The Fort Worth Symphony Orchestra's 2020 Gala was a glorious celebration of artistic achievement — then and now.
Themed "Immortal Beloved at 250: A Very Special Gala Concert with Midori & Beethoven 5," the February 8 event was meant to honor the legacy of hero-composer Ludwig van Beethoven, 250 years after his birth.
In just as many ways, it honored the legacy of the orchestra's own hero, Miguel Harth-Bedoya, who is stepping down as FWSO music director after 20 years. This was his final gala concert to conduct.
Per usual, the black-tie ball was composed of multiple parts, starting with a blockbuster concert. VIPs gathered in the Green Room at Bass Hall before finding their seats inside the packed concert hall.
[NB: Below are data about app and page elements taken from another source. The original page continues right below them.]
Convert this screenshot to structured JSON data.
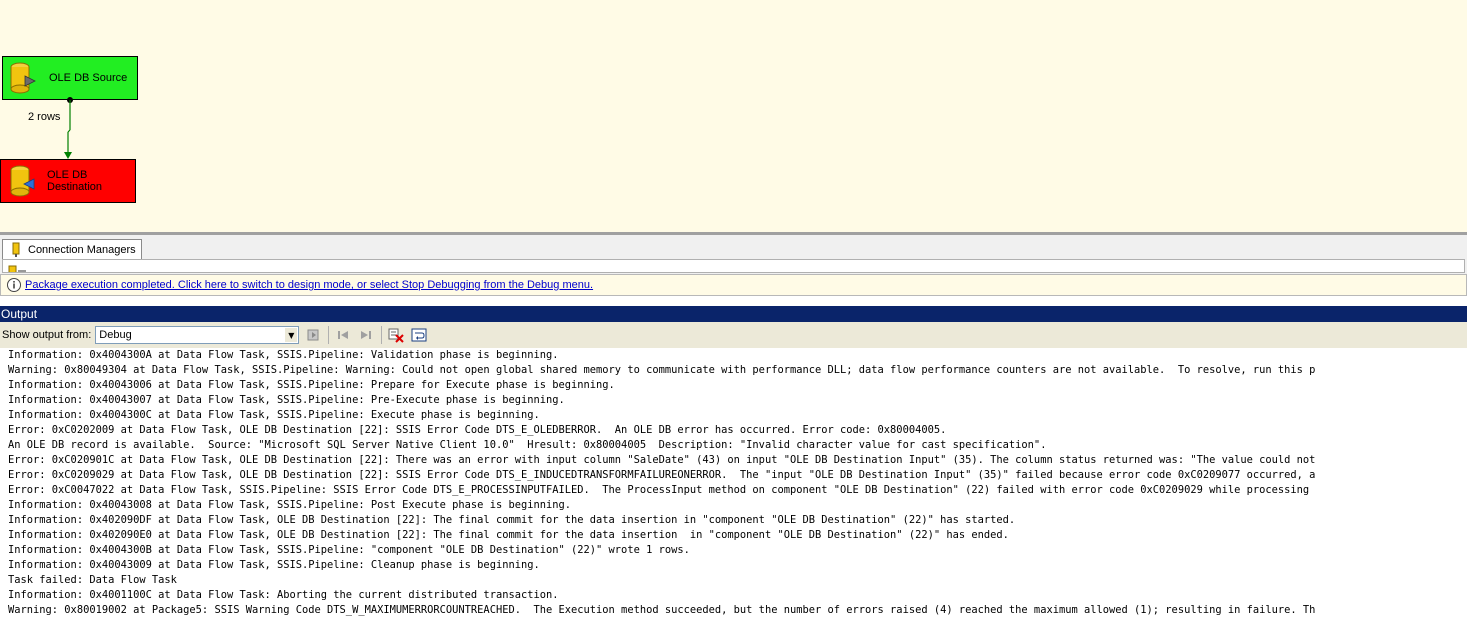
{
  "canvas": {
    "source_label": "OLE DB Source",
    "destination_label": "OLE DB\nDestination",
    "path_label": "2 rows",
    "source_color": "#22ee22",
    "destination_color": "#ff0000"
  },
  "connection_managers": {
    "tab_label": "Connection Managers"
  },
  "info_bar": {
    "icon": "info-icon",
    "message": "Package execution completed. Click here to switch to design mode, or select Stop Debugging from the Debug menu."
  },
  "output": {
    "title": "Output",
    "show_output_label": "Show output from:",
    "show_output_value": "Debug",
    "lines": [
      "Information: 0x4004300A at Data Flow Task, SSIS.Pipeline: Validation phase is beginning.",
      "Warning: 0x80049304 at Data Flow Task, SSIS.Pipeline: Warning: Could not open global shared memory to communicate with performance DLL; data flow performance counters are not available.  To resolve, run this p",
      "Information: 0x40043006 at Data Flow Task, SSIS.Pipeline: Prepare for Execute phase is beginning.",
      "Information: 0x40043007 at Data Flow Task, SSIS.Pipeline: Pre-Execute phase is beginning.",
      "Information: 0x4004300C at Data Flow Task, SSIS.Pipeline: Execute phase is beginning.",
      "Error: 0xC0202009 at Data Flow Task, OLE DB Destination [22]: SSIS Error Code DTS_E_OLEDBERROR.  An OLE DB error has occurred. Error code: 0x80004005.",
      "An OLE DB record is available.  Source: \"Microsoft SQL Server Native Client 10.0\"  Hresult: 0x80004005  Description: \"Invalid character value for cast specification\".",
      "Error: 0xC020901C at Data Flow Task, OLE DB Destination [22]: There was an error with input column \"SaleDate\" (43) on input \"OLE DB Destination Input\" (35). The column status returned was: \"The value could not",
      "Error: 0xC0209029 at Data Flow Task, OLE DB Destination [22]: SSIS Error Code DTS_E_INDUCEDTRANSFORMFAILUREONERROR.  The \"input \"OLE DB Destination Input\" (35)\" failed because error code 0xC0209077 occurred, a",
      "Error: 0xC0047022 at Data Flow Task, SSIS.Pipeline: SSIS Error Code DTS_E_PROCESSINPUTFAILED.  The ProcessInput method on component \"OLE DB Destination\" (22) failed with error code 0xC0209029 while processing",
      "Information: 0x40043008 at Data Flow Task, SSIS.Pipeline: Post Execute phase is beginning.",
      "Information: 0x402090DF at Data Flow Task, OLE DB Destination [22]: The final commit for the data insertion in \"component \"OLE DB Destination\" (22)\" has started.",
      "Information: 0x402090E0 at Data Flow Task, OLE DB Destination [22]: The final commit for the data insertion  in \"component \"OLE DB Destination\" (22)\" has ended.",
      "Information: 0x4004300B at Data Flow Task, SSIS.Pipeline: \"component \"OLE DB Destination\" (22)\" wrote 1 rows.",
      "Information: 0x40043009 at Data Flow Task, SSIS.Pipeline: Cleanup phase is beginning.",
      "Task failed: Data Flow Task",
      "Information: 0x4001100C at Data Flow Task: Aborting the current distributed transaction.",
      "Warning: 0x80019002 at Package5: SSIS Warning Code DTS_W_MAXIMUMERRORCOUNTREACHED.  The Execution method succeeded, but the number of errors raised (4) reached the maximum allowed (1); resulting in failure. Th"
    ]
  }
}
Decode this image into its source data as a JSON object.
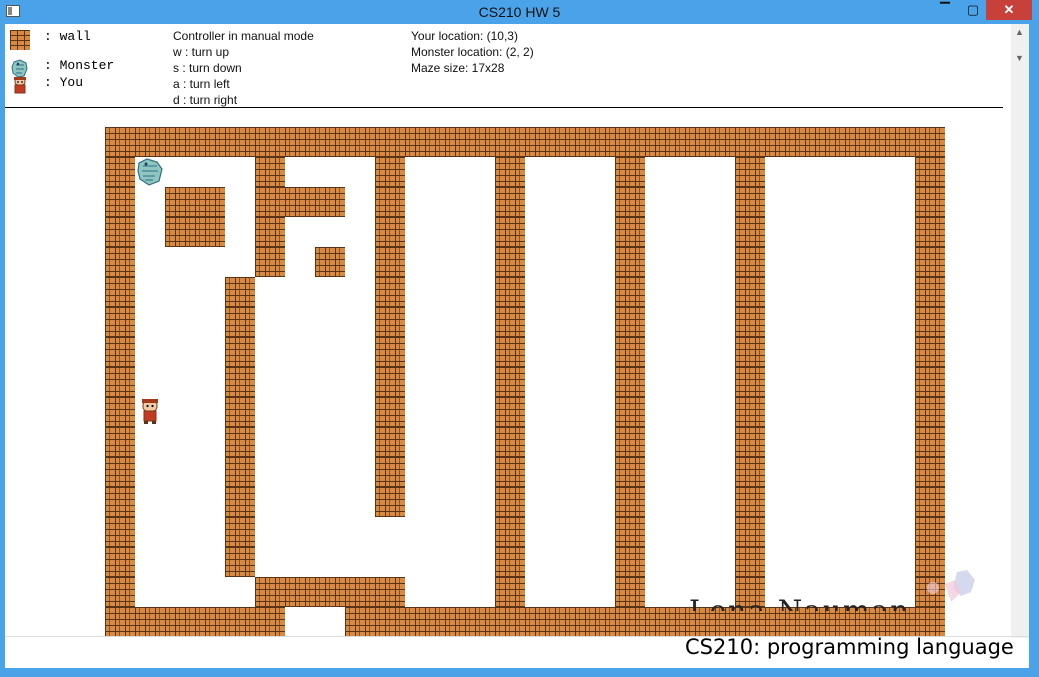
{
  "window": {
    "title": "CS210 HW 5",
    "minimize_glyph": "▔",
    "maximize_glyph": "▢",
    "close_glyph": "✕"
  },
  "legend": {
    "wall_label": ": wall",
    "monster_label": ": Monster",
    "you_label": ": You"
  },
  "controls": {
    "mode": "Controller in manual mode",
    "up": "w : turn up",
    "down": "s : turn down",
    "left": "a : turn left",
    "right": "d : turn right"
  },
  "status": {
    "your_location": "Your location: (10,3)",
    "monster_location": "Monster location: (2, 2)",
    "maze_size": "Maze size: 17x28"
  },
  "maze": {
    "rows": 17,
    "cols": 28,
    "grid": [
      "############################",
      "#M   #   #   #   #   #     #",
      "# ## ### #   #   #   #     #",
      "# ## #   #   #   #   #     #",
      "#    # # #   #   #   #     #",
      "#   #    #   #   #   #     #",
      "#   #    #   #   #   #     #",
      "#   #    #   #   #   #     #",
      "#   #    #   #   #   #     #",
      "#Y  #    #   #   #   #     #",
      "#   #    #   #   #   #     #",
      "#   #    #   #   #   #     #",
      "#   #    #   #   #   #     #",
      "#   #        #   #   #     #",
      "#   #        #   #   #     #",
      "#    #####   #   #   #     #",
      "######  ####################"
    ]
  },
  "overlay": {
    "watermark_name": "Lena Nauman",
    "course_caption": "CS210: programming language"
  },
  "colors": {
    "brick": "#d98a42",
    "mortar": "#5a3214",
    "titlebar": "#4aa3e8",
    "close": "#c7413a"
  }
}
The evening's notable attendees included FWSO chairman and gala dinner chair Mercedes T. Bass, along with co-chairs Ashli Blumenfeld, Mary Lipscomb, Frasher Pergande, and Jonathan T. Suder.
In his pre-performance remarks to the audience, Harth-Bedoya underscored Beethoven's impact on orchestras and their repertoire.
"What we call a symphony orchestra was defined by Beethoven. Before him, there were attempts to create works for large ensembles, but Beethoven is the person who decided this is it," he said. "And also, he was the first composer who insisted that he compose art. He didn't write music. And those things combined are the legacy that we have today."
Grammy Award-winning violinist Midori joined the orchestra for a performance of Beethoven's Violin Concerto that earned several curtain calls. Without intermission, Harth-Bedoya and the orchestra launched into the iconic "short-short-short-long" opening to Beethoven's Fifth Symphony.
After the concert's triumphant conclusion, patrons scooped up their gowns and boarded luxury buses for a quick shuttle to the Worthington Renaissance Hotel, where a reception and dinner-dance awaited. About 300 guests sipped champagne and wine, along with the signature cocktail — a blood orange-tequila drink called Beethoven's Favorite (who knew he fancied tequila?) — before the ballroom doors opened for dinner.
Mingling in the crowd were noted Fort Worth arts supporters, business leaders, and philanthropists, including Cliburn CEO Jacques Marquis and wife Sandra Doan, Texas Ballet Theater executive director Vanessa Logan, Capera Ryan, Lisa Fortson, Dr. Asad Dean, Dotty Hall, Justin Anderson, Anne Marie and Doug Bratton, and hundreds more. Orchestra musicians who joined in the fun included Kyle Sherman and wife Tess, Shields-Collins Bray, Deborah Brooks, Cara Owens, William Clay, and Pam Holland Adams.
Guests dined on a unique menu that nodded to Harth-Bedoya's Peruvian heritage: purple Peruvian potato slices with asparagus spears and smoked salmon; chili-rubbed roasted chicken breast with lentils, salsa criolla garnish, aji amarillo, verde sauce, and cauliflower with Epoisses cheese; and for dessert, quinoa pudding with pineapple chutney and chocolate.
FWSO President and CEO Keith Cerny acknowledged Harth Bedoya's legacy and gave guests a quick update on the search for a new music director. FWSO continues to bring in guest conductors, he said, assuring patrons that "the future is bright."
With the help of auctioneer John Pergande, Harth-Bedoya led a raise-the-paddle fundraising initiative for the nationally recognized Adventures in Music program that reaches 65,000 young people each year. "We are raising funds so all children continue to receive the gift of beautiful music," the maestro said.
Patrons raised their paddles to contribute amounts as high as at $5,000, but before they finished, Harth-Bedoya pulled a surprise. He asked everyone to contribute just $40 more than they'd planned — or the cost of a few Starbucks drinks — to help FWSO sprint across the finish line.
It worked. The initiative raised $125,465 — far outpacing their goal of $100,000.
Mercedes Bass offered celebratory remarks and officially opened the dance floor, where patrons moved and grooved and sang along with the band Time Machine.
The next FWSO Gala will take place February 20, 2021, and will feature legendary cellist Yo-Yo Ma.